(SUPPLIED INFORMATION Opens)

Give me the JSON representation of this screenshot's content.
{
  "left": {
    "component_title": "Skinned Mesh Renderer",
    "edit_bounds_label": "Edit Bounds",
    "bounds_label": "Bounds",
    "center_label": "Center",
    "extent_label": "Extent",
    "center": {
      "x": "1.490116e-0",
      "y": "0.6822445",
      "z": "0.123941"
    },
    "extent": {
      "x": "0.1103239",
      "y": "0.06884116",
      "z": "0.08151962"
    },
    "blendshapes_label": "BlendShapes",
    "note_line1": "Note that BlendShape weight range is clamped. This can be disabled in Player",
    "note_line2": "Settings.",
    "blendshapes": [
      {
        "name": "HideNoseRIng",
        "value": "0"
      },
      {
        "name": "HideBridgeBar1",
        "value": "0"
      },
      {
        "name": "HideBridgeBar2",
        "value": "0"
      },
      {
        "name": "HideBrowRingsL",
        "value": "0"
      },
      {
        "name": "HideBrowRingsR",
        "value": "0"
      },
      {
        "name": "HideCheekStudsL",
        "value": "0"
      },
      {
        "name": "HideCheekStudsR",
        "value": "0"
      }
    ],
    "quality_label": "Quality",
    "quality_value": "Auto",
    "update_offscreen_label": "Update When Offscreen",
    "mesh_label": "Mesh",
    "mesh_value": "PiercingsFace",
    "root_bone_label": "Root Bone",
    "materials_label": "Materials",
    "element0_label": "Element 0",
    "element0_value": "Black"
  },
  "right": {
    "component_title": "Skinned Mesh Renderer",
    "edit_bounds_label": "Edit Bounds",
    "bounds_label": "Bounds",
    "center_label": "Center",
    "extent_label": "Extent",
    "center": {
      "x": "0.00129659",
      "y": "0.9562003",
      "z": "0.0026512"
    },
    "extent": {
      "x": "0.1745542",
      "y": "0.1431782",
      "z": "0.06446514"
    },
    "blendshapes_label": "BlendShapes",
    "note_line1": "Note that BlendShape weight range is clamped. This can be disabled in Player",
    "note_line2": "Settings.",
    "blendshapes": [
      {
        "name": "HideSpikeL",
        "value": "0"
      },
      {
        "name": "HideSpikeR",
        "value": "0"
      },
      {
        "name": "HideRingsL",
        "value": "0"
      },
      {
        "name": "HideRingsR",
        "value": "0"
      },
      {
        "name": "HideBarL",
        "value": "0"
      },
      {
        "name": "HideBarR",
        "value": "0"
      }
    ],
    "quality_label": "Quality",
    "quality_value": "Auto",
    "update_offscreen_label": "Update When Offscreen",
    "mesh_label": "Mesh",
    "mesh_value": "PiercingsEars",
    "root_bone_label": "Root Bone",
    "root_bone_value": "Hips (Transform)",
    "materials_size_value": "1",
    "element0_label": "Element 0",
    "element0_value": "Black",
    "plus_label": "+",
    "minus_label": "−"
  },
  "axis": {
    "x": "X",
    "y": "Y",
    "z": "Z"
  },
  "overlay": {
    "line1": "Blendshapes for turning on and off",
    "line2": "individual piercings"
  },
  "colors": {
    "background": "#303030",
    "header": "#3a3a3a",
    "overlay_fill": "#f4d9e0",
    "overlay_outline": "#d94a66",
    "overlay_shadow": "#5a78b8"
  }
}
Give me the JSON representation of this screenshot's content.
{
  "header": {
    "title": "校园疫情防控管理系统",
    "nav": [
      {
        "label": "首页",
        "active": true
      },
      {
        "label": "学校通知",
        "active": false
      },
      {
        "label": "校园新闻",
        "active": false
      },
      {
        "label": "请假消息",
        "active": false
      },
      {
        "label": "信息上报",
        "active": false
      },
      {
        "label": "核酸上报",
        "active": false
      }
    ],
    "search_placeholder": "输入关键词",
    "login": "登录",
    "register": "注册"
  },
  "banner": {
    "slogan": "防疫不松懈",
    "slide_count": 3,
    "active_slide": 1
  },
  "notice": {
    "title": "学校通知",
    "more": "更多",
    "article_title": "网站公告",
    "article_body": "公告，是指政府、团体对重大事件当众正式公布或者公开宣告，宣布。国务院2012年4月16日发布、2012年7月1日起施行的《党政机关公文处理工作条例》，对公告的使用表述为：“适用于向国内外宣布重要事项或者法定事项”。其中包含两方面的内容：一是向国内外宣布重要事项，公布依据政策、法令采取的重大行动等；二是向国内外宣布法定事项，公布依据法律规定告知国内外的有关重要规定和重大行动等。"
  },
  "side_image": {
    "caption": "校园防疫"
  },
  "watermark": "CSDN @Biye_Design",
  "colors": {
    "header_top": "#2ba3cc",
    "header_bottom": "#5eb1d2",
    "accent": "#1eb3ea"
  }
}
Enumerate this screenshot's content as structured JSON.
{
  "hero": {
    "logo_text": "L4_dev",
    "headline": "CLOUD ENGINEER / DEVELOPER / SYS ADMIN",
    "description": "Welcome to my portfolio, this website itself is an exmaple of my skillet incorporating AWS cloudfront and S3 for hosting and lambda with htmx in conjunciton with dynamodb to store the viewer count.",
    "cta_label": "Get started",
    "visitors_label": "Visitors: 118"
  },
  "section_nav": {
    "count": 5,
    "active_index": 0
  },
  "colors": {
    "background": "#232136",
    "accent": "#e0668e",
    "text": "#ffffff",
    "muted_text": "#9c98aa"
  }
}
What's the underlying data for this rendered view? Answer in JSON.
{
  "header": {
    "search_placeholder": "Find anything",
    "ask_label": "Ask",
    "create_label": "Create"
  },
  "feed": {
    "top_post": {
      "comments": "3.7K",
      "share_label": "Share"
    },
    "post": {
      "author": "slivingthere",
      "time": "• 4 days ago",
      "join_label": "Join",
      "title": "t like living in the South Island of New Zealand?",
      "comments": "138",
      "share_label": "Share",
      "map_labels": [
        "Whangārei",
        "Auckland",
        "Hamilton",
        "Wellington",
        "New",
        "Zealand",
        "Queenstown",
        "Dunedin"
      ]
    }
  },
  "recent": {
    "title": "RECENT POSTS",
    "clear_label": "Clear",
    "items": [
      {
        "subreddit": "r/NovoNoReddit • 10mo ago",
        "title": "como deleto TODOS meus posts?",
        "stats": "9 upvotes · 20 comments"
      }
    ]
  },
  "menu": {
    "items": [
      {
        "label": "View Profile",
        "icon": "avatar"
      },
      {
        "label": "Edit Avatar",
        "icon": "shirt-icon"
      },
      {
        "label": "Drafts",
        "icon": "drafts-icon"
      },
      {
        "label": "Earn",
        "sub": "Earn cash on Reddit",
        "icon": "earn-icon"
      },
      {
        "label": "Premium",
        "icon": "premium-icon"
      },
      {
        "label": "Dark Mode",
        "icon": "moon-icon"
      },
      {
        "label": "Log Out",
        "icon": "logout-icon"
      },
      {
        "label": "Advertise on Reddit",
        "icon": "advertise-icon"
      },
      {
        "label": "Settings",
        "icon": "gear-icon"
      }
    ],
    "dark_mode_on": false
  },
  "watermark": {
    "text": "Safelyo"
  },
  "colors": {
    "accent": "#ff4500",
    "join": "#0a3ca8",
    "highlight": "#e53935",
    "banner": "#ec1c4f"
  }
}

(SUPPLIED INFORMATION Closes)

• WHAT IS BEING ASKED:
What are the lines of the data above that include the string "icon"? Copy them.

• PROBLEM SOLUTION:
        "icon": "avatar"
        "icon": "shirt-icon"
        "icon": "drafts-icon"
        "icon": "earn-icon"
        "icon": "premium-icon"
        "icon": "moon-icon"
        "icon": "logout-icon"
        "icon": "advertise-icon"
        "icon": "gear-icon"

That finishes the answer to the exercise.